* Data provided
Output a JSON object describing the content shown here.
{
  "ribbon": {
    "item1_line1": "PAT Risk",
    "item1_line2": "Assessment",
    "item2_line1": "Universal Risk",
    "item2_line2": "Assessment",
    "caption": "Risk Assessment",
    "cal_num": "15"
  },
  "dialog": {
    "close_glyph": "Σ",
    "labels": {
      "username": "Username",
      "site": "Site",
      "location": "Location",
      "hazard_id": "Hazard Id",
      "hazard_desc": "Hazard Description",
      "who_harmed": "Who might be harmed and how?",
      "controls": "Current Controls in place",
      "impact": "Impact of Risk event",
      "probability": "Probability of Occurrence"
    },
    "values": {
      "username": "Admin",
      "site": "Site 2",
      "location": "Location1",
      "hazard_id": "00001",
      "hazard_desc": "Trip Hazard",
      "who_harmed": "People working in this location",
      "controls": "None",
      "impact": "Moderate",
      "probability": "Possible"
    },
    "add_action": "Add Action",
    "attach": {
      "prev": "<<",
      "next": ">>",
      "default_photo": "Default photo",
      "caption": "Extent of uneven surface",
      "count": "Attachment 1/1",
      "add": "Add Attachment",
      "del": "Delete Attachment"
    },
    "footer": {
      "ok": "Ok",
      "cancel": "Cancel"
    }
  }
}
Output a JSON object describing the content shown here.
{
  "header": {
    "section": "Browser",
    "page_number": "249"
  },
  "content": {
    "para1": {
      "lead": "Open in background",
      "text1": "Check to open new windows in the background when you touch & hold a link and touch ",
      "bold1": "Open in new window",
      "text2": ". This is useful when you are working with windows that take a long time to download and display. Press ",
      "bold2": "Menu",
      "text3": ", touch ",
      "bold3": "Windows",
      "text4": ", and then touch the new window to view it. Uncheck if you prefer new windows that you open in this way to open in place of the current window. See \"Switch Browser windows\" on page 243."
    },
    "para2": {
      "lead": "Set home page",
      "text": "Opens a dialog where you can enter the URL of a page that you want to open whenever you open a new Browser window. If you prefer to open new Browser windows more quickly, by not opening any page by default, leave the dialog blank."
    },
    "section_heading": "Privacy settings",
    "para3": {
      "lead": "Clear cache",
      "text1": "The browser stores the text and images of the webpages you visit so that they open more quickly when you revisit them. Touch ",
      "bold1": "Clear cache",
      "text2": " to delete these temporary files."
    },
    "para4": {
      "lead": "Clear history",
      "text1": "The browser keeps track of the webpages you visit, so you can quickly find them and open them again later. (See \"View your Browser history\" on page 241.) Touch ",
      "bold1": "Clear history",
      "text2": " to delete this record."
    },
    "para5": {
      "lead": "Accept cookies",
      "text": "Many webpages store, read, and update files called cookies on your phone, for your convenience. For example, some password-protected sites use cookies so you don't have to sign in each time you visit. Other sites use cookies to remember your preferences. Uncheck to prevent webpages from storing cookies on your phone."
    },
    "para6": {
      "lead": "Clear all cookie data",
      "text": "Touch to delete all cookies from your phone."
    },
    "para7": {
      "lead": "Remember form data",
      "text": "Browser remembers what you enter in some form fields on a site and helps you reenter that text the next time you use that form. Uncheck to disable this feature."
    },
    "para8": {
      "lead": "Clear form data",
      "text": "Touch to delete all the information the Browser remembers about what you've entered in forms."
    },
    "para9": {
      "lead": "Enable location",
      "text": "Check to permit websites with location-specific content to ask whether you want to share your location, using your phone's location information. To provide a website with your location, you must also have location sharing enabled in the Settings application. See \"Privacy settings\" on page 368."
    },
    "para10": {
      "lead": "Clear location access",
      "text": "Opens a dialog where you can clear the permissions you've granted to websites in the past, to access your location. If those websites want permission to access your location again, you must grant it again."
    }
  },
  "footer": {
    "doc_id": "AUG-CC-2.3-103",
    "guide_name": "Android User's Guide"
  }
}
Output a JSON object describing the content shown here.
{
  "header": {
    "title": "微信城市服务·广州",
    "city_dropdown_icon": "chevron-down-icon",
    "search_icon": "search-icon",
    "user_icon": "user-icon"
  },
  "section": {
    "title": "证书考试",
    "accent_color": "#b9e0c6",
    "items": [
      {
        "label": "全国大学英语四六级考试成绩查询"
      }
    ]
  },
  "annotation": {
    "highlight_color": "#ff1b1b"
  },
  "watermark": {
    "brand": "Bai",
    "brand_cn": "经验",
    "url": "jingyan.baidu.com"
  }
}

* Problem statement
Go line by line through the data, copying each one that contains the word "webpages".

* Solution to the exercise
      "text1": "The browser stores the text and images of the webpages you visit so that they open more quickly when you revisit them. Touch ",
      "text1": "The browser keeps track of the webpages you visit, so you can quickly find them and open them again later. (See \"View your Browser history\" on page 241.) Touch ",
      "text": "Many webpages store, read, and update files called cookies on your phone, for your convenience. For example, some password-protected sites use cookies so you don't have to sign in each time you visit. Other sites use cookies to remember your preferences. Uncheck to prevent webpages from storing cookies on your phone."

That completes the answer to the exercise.